Jennifer's current field of research is a rather unlikely subject for a professional translator: controlled languages and machine translation.
Controlled natural languages (CNL) restrict the grammar and vocabulary of an existing language, such as English, in order to reduce or eliminate ambiguity and complexity. They are used to facilitate understanding by human readers, or to enable documents to be translated by machine (computer-based) translation (MT) tools.
Research has shown that CNLs substantially improve the quality of translations delivered by MT tools. However, they have hitherto been developed almost exclusively by major international corporations to facilitate the machine translation of their technical documentation, and little or nothing has been done to adapt them to public domain MT tools.
Google Translate is without doubt the most widely used MT system today, and arguably the best in certain technical fields. Would it not be possible, therefore, to develop a CNL for use with Google Translate, and thus harness the real potential of this highly sophisticated tool?

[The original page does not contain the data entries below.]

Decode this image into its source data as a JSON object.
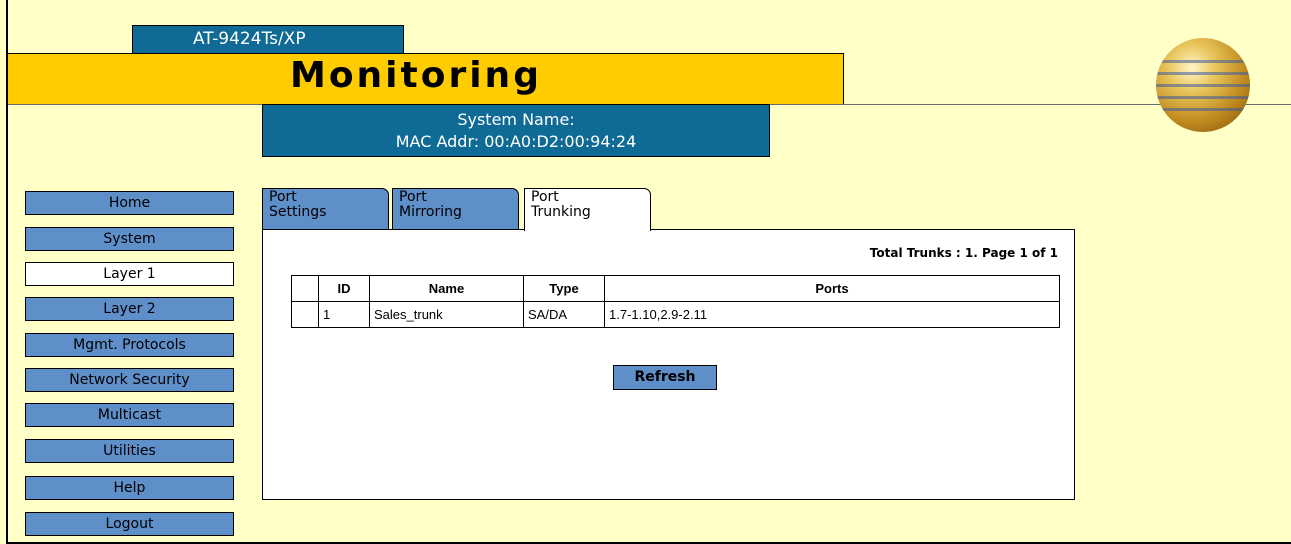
{
  "header": {
    "model": "AT-9424Ts/XP",
    "title": "Monitoring",
    "system_name": "System Name:",
    "mac_addr": "MAC Addr: 00:A0:D2:00:94:24",
    "logo_icon": "globe-logo-icon"
  },
  "colors": {
    "background": "#FFFFC8",
    "title_bar": "#FFCC00",
    "header_blue": "#0F6A96",
    "nav_blue": "#5E8FC9"
  },
  "nav": {
    "active": "Layer 1",
    "items": [
      {
        "label": "Home"
      },
      {
        "label": "System"
      },
      {
        "label": "Layer 1"
      },
      {
        "label": "Layer 2"
      },
      {
        "label": "Mgmt. Protocols"
      },
      {
        "label": "Network Security"
      },
      {
        "label": "Multicast"
      },
      {
        "label": "Utilities"
      },
      {
        "label": "Help"
      },
      {
        "label": "Logout"
      }
    ]
  },
  "tabs": [
    {
      "line1": "Port",
      "line2": "Settings"
    },
    {
      "line1": "Port",
      "line2": "Mirroring"
    },
    {
      "line1": "Port",
      "line2": "Trunking"
    }
  ],
  "active_tab": "Port Trunking",
  "trunks": {
    "total_text": "Total Trunks : 1. Page 1 of 1",
    "columns": [
      "ID",
      "Name",
      "Type",
      "Ports"
    ],
    "rows": [
      {
        "id": "1",
        "name": "Sales_trunk",
        "type": "SA/DA",
        "ports": "1.7-1.10,2.9-2.11"
      }
    ],
    "refresh_label": "Refresh"
  }
}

Intrigued by this thought, Jennifer developed an experimental CNL in Spanish for translating the abstracts of medical articles into English using Google Translate for her Master's dissertation. This is the first time a CNL has been developed for use with a statiscs-based machine translation tools, such as Google Translate, and also the first MT-oriented CNL developed in Spanish. The results have been excellent, and Jennifer is currently engaged in perfecting and widening the scope of the CNL and exploring the potential of this new approach in other fields.